While Rosfeld was putting the driver into handcuffs, Antwon and another passenger in the car bolted, according to investigators..
Antwon was taken to nearby University of Pittsburgh Medical Center McKeesport, where he died.
Police said two guns were found inside the car, but Antwon was unarmed when he was shot. Police found a 9mm ammunition clip in his pocket, officials said.
Had it not been for a cell-phone video Shauny Mary, 23, took of the shooting, the story might have ended there.
Mary posted her video on social media, sparking angry protests in the streets of East Pittsburgh and elsewhere.
The video shows Antwon and another man running from the car. Antwon, dressed in a white T-shirt, got about 10 feet before three gunshots sounded and he fell to the ground.

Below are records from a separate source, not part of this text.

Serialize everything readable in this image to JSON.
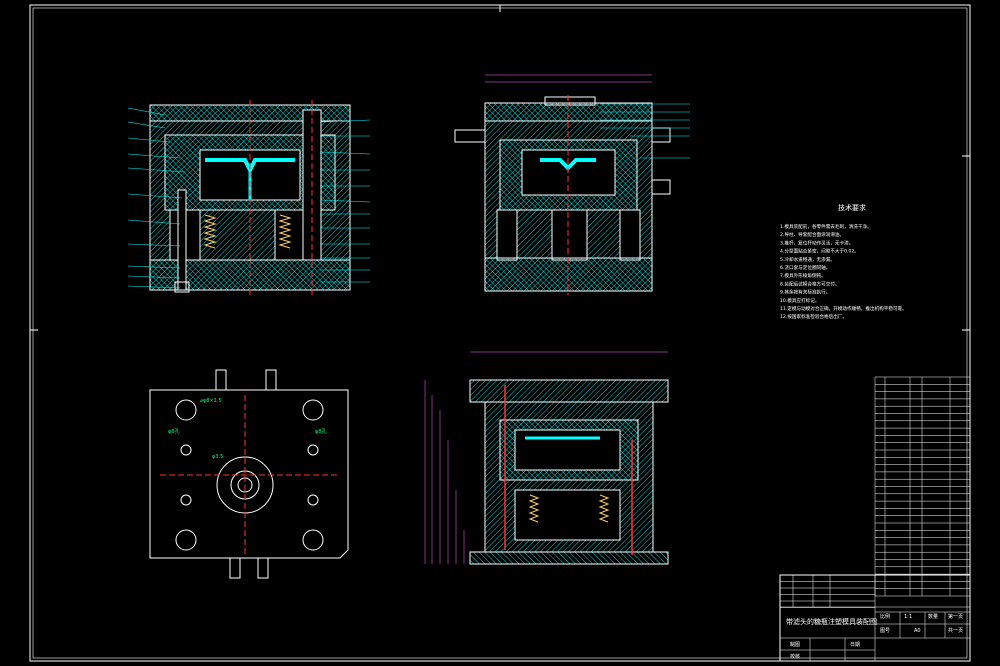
{
  "drawing": {
    "tech_notes_title": "技术要求",
    "tech_notes": [
      "1.模具装配前，各零件需去毛刺，清洗干净。",
      "2.导柱、导套配合面涂润滑油。",
      "3.推杆、复位杆动作灵活，无卡滞。",
      "4.分型面贴合紧密，间隙不大于0.02。",
      "5.冷却水道畅通，无渗漏。",
      "6.浇口套与定位圈同轴。",
      "7.模具外形棱角倒钝。",
      "8.装配后试模合格方可交付。",
      "9.其余按有关标准执行。",
      "10.模具应打标记。",
      "11.定模与动模对合正确，开模动作顺畅，推出机构平稳可靠。",
      "12.按国家标准检验合格后出厂。"
    ],
    "title_block": {
      "name": "带滤头的糖瓶注塑模具装配图",
      "scale_label": "比例",
      "scale": "1:1",
      "qty_label": "数量",
      "sheet": "第一页",
      "drawing_no_label": "图号",
      "format": "A0",
      "total": "共一页",
      "drawn_label": "制图",
      "checked_label": "校核",
      "date_label": "日期"
    }
  },
  "colors": {
    "border": "#ffffff",
    "hatch": "#00ffff",
    "leader": "#00ffff",
    "center": "#ff3333",
    "text_green": "#00ff66",
    "dimension": "#ff66ff"
  }
}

"It was like he was taking target practice out on this young man's back," Mary told ABC News. "He didn't flinch, he didn't say stop running, he didn't say anything."
"He murdered my son in cold blood," Kenney said. "If he has a son, I pray his heart never has to hurt the way mine does," Kenney said of the police officer. "But I think he should pay for taking my son's life. I really do."
As she spoke through jags of tears, Kenney clutched a Bible in her lap with the words "My son" written on a piece of paper and taped to the cover. On the front of her striped dress, she wore a purple ribbon, which she says was her son's favorite color.
She spoke of how her son -- whom she nicknamed "My Baby" -- had traveled around the world, taught himself to ski and play hockey. He had dreams, she said, of going to college and becoming a chemical engineer or a lawyer.
"I knew Antwon was destined for greatness. I told him that all the time," she said. "I figured he either was going to be an engineer who designed something that changed the world, or he was going to have a case that changed the world. I never knew that he would be the victim of a homicide and change the world. It's just unimaginable."
The teen's father said he saw Mary's video before it went viral -- and he initially didn't realize it was his son because people were saying the boy who was shot was 13-years-old.
"I never thought that was my son," he said.